Work instructions >>
Print the records again, character for character.

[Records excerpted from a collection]
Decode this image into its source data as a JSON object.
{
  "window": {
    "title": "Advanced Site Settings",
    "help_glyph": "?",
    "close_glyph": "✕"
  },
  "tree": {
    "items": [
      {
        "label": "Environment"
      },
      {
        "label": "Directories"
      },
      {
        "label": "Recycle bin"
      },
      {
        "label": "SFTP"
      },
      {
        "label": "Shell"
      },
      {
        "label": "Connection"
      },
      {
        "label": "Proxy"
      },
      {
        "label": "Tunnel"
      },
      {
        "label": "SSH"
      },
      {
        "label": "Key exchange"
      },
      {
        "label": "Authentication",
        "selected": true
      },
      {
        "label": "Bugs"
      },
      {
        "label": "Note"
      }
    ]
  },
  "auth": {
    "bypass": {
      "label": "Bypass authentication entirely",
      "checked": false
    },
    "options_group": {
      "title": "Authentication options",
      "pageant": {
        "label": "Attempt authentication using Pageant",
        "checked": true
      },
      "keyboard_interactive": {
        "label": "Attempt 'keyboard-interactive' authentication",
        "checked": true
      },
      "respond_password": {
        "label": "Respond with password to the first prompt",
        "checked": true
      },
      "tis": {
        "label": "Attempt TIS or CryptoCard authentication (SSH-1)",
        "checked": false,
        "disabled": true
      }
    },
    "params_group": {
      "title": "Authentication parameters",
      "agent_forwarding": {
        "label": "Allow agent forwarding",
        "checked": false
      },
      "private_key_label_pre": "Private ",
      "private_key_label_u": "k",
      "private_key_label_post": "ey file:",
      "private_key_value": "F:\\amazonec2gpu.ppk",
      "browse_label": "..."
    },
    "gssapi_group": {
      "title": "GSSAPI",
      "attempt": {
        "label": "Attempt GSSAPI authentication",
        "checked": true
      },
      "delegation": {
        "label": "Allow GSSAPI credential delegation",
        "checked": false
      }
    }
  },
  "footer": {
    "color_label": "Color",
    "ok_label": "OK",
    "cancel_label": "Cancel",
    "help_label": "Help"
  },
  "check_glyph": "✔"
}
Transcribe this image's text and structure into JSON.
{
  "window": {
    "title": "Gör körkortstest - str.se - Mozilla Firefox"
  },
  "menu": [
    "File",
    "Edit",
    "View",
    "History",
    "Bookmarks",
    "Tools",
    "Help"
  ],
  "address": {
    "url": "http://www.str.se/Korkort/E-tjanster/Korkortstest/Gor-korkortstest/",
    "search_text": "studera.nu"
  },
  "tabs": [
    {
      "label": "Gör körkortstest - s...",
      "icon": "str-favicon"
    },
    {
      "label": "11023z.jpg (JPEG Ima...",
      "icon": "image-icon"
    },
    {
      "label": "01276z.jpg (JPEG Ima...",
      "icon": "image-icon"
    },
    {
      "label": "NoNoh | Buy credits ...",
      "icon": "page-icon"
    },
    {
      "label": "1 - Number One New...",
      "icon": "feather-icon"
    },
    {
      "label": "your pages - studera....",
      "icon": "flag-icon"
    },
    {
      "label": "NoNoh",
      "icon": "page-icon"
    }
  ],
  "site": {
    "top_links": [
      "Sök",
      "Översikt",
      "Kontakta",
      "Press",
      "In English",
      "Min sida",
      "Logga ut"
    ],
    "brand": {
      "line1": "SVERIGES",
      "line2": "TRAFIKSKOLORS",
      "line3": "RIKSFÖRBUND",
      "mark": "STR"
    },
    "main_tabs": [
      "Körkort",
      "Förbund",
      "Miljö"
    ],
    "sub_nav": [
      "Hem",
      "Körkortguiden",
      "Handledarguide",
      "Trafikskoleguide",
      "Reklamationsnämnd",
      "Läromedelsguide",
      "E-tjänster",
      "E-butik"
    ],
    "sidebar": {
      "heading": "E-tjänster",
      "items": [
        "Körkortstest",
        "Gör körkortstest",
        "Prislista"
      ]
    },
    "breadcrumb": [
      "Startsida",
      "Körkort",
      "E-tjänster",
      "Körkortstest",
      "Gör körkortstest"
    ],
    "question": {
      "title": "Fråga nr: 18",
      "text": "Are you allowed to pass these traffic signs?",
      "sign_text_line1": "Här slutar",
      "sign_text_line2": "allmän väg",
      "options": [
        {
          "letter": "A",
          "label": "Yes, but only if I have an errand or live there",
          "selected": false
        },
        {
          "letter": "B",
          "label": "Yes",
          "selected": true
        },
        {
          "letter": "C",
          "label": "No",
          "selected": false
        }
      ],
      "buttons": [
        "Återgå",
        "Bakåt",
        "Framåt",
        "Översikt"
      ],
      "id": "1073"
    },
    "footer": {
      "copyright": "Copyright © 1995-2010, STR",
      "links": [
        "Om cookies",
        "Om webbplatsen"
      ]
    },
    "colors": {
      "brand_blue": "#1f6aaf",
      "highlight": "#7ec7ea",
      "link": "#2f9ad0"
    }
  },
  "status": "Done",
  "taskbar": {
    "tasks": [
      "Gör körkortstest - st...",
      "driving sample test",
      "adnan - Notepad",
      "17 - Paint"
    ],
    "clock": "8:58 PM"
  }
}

Answer >>
Decode this image into its source data as a JSON object.
{
  "window": {
    "title": "Advanced Site Settings",
    "help_glyph": "?",
    "close_glyph": "✕"
  },
  "tree": {
    "items": [
      {
        "label": "Environment"
      },
      {
        "label": "Directories"
      },
      {
        "label": "Recycle bin"
      },
      {
        "label": "SFTP"
      },
      {
        "label": "Shell"
      },
      {
        "label": "Connection"
      },
      {
        "label": "Proxy"
      },
      {
        "label": "Tunnel"
      },
      {
        "label": "SSH"
      },
      {
        "label": "Key exchange"
      },
      {
        "label": "Authentication",
        "selected": true
      },
      {
        "label": "Bugs"
      },
      {
        "label": "Note"
      }
    ]
  },
  "auth": {
    "bypass": {
      "label": "Bypass authentication entirely",
      "checked": false
    },
    "options_group": {
      "title": "Authentication options",
      "pageant": {
        "label": "Attempt authentication using Pageant",
        "checked": true
      },
      "keyboard_interactive": {
        "label": "Attempt 'keyboard-interactive' authentication",
        "checked": true
      },
      "respond_password": {
        "label": "Respond with password to the first prompt",
        "checked": true
      },
      "tis": {
        "label": "Attempt TIS or CryptoCard authentication (SSH-1)",
        "checked": false,
        "disabled": true
      }
    },
    "params_group": {
      "title": "Authentication parameters",
      "agent_forwarding": {
        "label": "Allow agent forwarding",
        "checked": false
      },
      "private_key_label_pre": "Private ",
      "private_key_label_u": "k",
      "private_key_label_post": "ey file:",
      "private_key_value": "F:\\amazonec2gpu.ppk",
      "browse_label": "..."
    },
    "gssapi_group": {
      "title": "GSSAPI",
      "attempt": {
        "label": "Attempt GSSAPI authentication",
        "checked": true
      },
      "delegation": {
        "label": "Allow GSSAPI credential delegation",
        "checked": false
      }
    }
  },
  "footer": {
    "color_label": "Color",
    "ok_label": "OK",
    "cancel_label": "Cancel",
    "help_label": "Help"
  },
  "check_glyph": "✔"
}
Transcribe this image's text and structure into JSON.
{
  "window": {
    "title": "Gör körkortstest - str.se - Mozilla Firefox"
  },
  "menu": [
    "File",
    "Edit",
    "View",
    "History",
    "Bookmarks",
    "Tools",
    "Help"
  ],
  "address": {
    "url": "http://www.str.se/Korkort/E-tjanster/Korkortstest/Gor-korkortstest/",
    "search_text": "studera.nu"
  },
  "tabs": [
    {
      "label": "Gör körkortstest - s...",
      "icon": "str-favicon"
    },
    {
      "label": "11023z.jpg (JPEG Ima...",
      "icon": "image-icon"
    },
    {
      "label": "01276z.jpg (JPEG Ima...",
      "icon": "image-icon"
    },
    {
      "label": "NoNoh | Buy credits ...",
      "icon": "page-icon"
    },
    {
      "label": "1 - Number One New...",
      "icon": "feather-icon"
    },
    {
      "label": "your pages - studera....",
      "icon": "flag-icon"
    },
    {
      "label": "NoNoh",
      "icon": "page-icon"
    }
  ],
  "site": {
    "top_links": [
      "Sök",
      "Översikt",
      "Kontakta",
      "Press",
      "In English",
      "Min sida",
      "Logga ut"
    ],
    "brand": {
      "line1": "SVERIGES",
      "line2": "TRAFIKSKOLORS",
      "line3": "RIKSFÖRBUND",
      "mark": "STR"
    },
    "main_tabs": [
      "Körkort",
      "Förbund",
      "Miljö"
    ],
    "sub_nav": [
      "Hem",
      "Körkortguiden",
      "Handledarguide",
      "Trafikskoleguide",
      "Reklamationsnämnd",
      "Läromedelsguide",
      "E-tjänster",
      "E-butik"
    ],
    "sidebar": {
      "heading": "E-tjänster",
      "items": [
        "Körkortstest",
        "Gör körkortstest",
        "Prislista"
      ]
    },
    "breadcrumb": [
      "Startsida",
      "Körkort",
      "E-tjänster",
      "Körkortstest",
      "Gör körkortstest"
    ],
    "question": {
      "title": "Fråga nr: 18",
      "text": "Are you allowed to pass these traffic signs?",
      "sign_text_line1": "Här slutar",
      "sign_text_line2": "allmän väg",
      "options": [
        {
          "letter": "A",
          "label": "Yes, but only if I have an errand or live there",
          "selected": false
        },
        {
          "letter": "B",
          "label": "Yes",
          "selected": true
        },
        {
          "letter": "C",
          "label": "No",
          "selected": false
        }
      ],
      "buttons": [
        "Återgå",
        "Bakåt",
        "Framåt",
        "Översikt"
      ],
      "id": "1073"
    },
    "footer": {
      "copyright": "Copyright © 1995-2010, STR",
      "links": [
        "Om cookies",
        "Om webbplatsen"
      ]
    },
    "colors": {
      "brand_blue": "#1f6aaf",
      "highlight": "#7ec7ea",
      "link": "#2f9ad0"
    }
  },
  "status": "Done",
  "taskbar": {
    "tasks": [
      "Gör körkortstest - st...",
      "driving sample test",
      "adnan - Notepad",
      "17 - Paint"
    ],
    "clock": "8:58 PM"
  }
}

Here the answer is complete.